Since the 1990s we have seen nations reinforce their independence, laws, language and borders. Goldsmith and Wu (2006) recognise this as the future of the Internet. The United States seems to ignore the origins of the Internet as only one of the many early network systems that merged to adopt the TCP/IP protocol of the Internet for ease of inter-networking (inter-net). The invention of the TCP/IP protocol and the early administration of DNS is quite small justification to hold the assertion of vast control over such a global medium (Peter 2004).
Goldsmith and Wu (2006) provide an elaborate account of Internet governance and control, however they seem to largely ignore the impact of language. Granted, there are many other issues of Internet governance and control outside that of language and DNS ranging from spam, illegal use, the digital divide, intellectual property, privacy, freedom of speech, defamation and regulating eCommerce (NRC 2005). However, we are now at a point where virtually every government in the world “directly manages important aspects of the Internet” but the dominant role that the United States plays with Internet policy making is “being challenged by other nations, and is now an issue before the United Nations” (McChesney 2004). To move forward appropriately the role of language cannot be ignored or minimised. If the United States continues to ignore the importance of language, they may end up bordering themselves from the rest of the world. The Tower of Babel is big one to build, and one that man kind does not necessarily desire, there seems to be an emphasis towards the future of reinforcing a global world of national identity, borders, commerce, laws, culture and most importantly: language.
- Gal, S. (1989). “Language and Political Economy” from Annual Review of Anthropology. Vol. 18: 345-367. October 1989.
- Genesis 11. “The Tower of Babel.” The Bible. New International Version.
- Gibson, William. (1986). “Burning Chrome.” Accessed online 08/11/2007 from http://project.cyberpunk.ru/lib/burning_chrome
- Goldsmith, Jack & Wu, Tim. (2006). “Who Controls the Internet: Illusions of a Borderless World.” Oxford University Press, New York
- Huntington, Samuel P. (1996). “The clash of civilizations and the remaking of world order.” Simon & Schuster, New York

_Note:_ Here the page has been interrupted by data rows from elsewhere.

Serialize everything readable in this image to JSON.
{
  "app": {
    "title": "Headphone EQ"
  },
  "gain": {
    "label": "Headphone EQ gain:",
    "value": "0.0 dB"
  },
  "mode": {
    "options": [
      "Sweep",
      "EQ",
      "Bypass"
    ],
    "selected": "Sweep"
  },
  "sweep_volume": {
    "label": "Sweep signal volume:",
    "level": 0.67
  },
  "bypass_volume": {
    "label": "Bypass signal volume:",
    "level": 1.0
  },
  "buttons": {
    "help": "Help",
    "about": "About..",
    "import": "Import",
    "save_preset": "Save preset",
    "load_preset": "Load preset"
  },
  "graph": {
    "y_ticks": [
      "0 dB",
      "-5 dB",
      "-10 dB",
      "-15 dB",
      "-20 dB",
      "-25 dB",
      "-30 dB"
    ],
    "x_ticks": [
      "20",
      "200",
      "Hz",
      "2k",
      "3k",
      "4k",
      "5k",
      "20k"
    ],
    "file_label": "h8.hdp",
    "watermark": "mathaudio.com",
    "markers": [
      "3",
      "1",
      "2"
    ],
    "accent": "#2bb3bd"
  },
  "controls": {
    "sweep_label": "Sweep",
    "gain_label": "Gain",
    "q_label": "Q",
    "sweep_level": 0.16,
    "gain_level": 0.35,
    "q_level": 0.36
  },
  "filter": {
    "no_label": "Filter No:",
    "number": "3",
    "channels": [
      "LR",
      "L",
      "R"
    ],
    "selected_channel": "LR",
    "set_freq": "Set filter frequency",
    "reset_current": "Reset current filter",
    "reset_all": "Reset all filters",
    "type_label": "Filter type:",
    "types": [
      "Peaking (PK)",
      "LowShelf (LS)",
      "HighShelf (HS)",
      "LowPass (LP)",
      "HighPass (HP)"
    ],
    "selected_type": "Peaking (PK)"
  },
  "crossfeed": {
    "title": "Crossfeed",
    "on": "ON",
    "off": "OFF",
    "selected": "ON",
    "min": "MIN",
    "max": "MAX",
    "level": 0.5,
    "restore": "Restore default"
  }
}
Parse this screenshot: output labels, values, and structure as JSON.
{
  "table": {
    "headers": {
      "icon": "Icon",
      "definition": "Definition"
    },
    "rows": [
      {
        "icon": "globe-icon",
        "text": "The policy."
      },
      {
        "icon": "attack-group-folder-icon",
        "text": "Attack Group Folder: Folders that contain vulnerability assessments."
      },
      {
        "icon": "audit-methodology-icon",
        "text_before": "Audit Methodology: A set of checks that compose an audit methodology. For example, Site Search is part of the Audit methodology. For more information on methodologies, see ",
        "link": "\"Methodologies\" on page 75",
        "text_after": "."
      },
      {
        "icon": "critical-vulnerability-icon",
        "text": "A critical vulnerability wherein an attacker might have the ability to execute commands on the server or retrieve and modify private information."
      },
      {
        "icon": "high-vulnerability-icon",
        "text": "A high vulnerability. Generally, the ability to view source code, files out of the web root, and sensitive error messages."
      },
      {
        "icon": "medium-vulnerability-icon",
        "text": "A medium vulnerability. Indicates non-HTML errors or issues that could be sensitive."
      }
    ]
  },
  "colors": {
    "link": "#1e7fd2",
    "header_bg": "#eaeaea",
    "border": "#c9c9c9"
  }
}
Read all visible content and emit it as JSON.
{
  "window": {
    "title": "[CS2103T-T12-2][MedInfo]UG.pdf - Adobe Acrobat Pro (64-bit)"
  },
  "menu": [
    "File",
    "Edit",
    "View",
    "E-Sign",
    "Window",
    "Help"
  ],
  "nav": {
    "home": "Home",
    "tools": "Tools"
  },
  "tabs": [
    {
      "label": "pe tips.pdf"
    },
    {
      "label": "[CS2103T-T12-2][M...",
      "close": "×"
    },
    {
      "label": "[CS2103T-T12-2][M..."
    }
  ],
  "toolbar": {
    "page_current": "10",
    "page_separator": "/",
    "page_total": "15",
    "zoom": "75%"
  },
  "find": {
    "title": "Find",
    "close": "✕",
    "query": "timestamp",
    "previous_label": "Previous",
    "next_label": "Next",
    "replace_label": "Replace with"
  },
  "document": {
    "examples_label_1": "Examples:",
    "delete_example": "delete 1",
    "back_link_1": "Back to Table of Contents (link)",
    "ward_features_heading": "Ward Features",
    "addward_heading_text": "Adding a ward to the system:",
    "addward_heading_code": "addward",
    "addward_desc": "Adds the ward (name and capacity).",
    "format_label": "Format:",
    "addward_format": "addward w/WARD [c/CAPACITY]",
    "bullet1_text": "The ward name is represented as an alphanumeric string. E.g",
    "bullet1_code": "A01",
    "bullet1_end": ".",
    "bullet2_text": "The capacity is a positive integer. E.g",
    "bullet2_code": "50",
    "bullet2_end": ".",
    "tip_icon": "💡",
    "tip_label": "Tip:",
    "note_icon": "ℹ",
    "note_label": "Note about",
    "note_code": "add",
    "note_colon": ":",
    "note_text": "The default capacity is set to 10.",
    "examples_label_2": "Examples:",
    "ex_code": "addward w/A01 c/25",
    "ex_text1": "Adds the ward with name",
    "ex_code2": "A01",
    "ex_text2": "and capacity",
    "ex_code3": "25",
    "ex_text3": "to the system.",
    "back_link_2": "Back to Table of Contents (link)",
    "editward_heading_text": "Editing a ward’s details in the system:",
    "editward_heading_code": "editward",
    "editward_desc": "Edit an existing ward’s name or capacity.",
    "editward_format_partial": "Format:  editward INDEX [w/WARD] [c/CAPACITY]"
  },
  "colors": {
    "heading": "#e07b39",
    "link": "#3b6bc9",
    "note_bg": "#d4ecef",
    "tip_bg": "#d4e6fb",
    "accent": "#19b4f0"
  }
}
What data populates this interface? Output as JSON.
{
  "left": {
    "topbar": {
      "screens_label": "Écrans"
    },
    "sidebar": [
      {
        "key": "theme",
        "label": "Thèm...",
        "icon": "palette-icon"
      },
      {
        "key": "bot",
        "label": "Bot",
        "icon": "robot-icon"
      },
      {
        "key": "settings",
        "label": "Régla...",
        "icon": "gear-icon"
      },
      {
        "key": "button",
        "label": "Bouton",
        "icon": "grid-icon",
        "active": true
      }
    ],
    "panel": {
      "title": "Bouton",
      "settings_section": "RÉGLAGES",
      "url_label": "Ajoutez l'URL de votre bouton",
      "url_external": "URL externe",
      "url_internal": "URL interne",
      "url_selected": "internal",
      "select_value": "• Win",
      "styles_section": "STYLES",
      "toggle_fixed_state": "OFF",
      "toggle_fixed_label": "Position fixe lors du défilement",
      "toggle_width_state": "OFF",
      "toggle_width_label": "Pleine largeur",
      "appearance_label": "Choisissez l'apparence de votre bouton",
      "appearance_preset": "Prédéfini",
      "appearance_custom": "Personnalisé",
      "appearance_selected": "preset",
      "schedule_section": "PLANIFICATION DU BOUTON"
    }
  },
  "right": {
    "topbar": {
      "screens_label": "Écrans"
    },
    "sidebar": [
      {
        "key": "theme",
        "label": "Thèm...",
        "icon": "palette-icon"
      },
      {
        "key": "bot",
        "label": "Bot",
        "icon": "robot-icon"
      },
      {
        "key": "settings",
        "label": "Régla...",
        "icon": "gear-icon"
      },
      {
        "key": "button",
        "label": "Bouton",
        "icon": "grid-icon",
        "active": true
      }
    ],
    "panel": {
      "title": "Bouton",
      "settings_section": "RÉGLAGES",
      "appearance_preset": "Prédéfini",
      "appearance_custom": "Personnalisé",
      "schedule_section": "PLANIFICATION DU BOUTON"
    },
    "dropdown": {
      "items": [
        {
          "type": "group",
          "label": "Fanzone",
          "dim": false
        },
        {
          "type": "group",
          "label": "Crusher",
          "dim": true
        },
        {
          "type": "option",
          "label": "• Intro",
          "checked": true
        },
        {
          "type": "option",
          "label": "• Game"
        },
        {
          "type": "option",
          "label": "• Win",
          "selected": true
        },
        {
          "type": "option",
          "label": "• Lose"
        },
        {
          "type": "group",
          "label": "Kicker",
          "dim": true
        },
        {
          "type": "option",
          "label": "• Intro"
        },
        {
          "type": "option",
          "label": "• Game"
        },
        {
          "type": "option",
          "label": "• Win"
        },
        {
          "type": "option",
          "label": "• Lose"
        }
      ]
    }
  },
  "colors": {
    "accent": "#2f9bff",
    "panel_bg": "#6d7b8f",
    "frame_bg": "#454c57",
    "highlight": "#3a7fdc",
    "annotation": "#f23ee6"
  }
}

- Internet Corporation for Assigned Names and Numbers (ICANN). (2007). “Internationalized Domain Names”. Accessed 08/11/2007 from http://idn.icann.org/
- Marling, William H. (2006). “How “American” is Globalisation?” The Johns Hopkins University Press. Baltimore
- McChesney, Robert W. (2004). “The Problem of the media”. Monthly Review Press, New York
- National Research Council. (2005). “Signposts in Cyberspace: The Domain Name System and Internet Navigation.” The National Academies Press, Washington, D.C.
- Peter, Ian. (2004). “Can TCP/IP Survive?” CircleID. DNS. Sep 17, 2004. Accessed online 08/11/2007 from http://www.circleid.com/posts/can_tcp_ip_survive/
- Specter, Michael. (1996). “Computer Speak; World, Wide, Web: 3 English Words,” New York Times, April 14, 1996. p4-5.
- The Economist. (1996). “The Coming Global Tongue” from The Economist, December 21, 1996. p78
- United States Department of Commerce (USDC). (1998). “Green Paper.” Management of Internet Names and Addresses. Docket Number: 980212036-8146-02. Accessed on 08/11/2007 from http://www.ntia.doc.gov/ntiahome/domainname/6_5_98dns.htm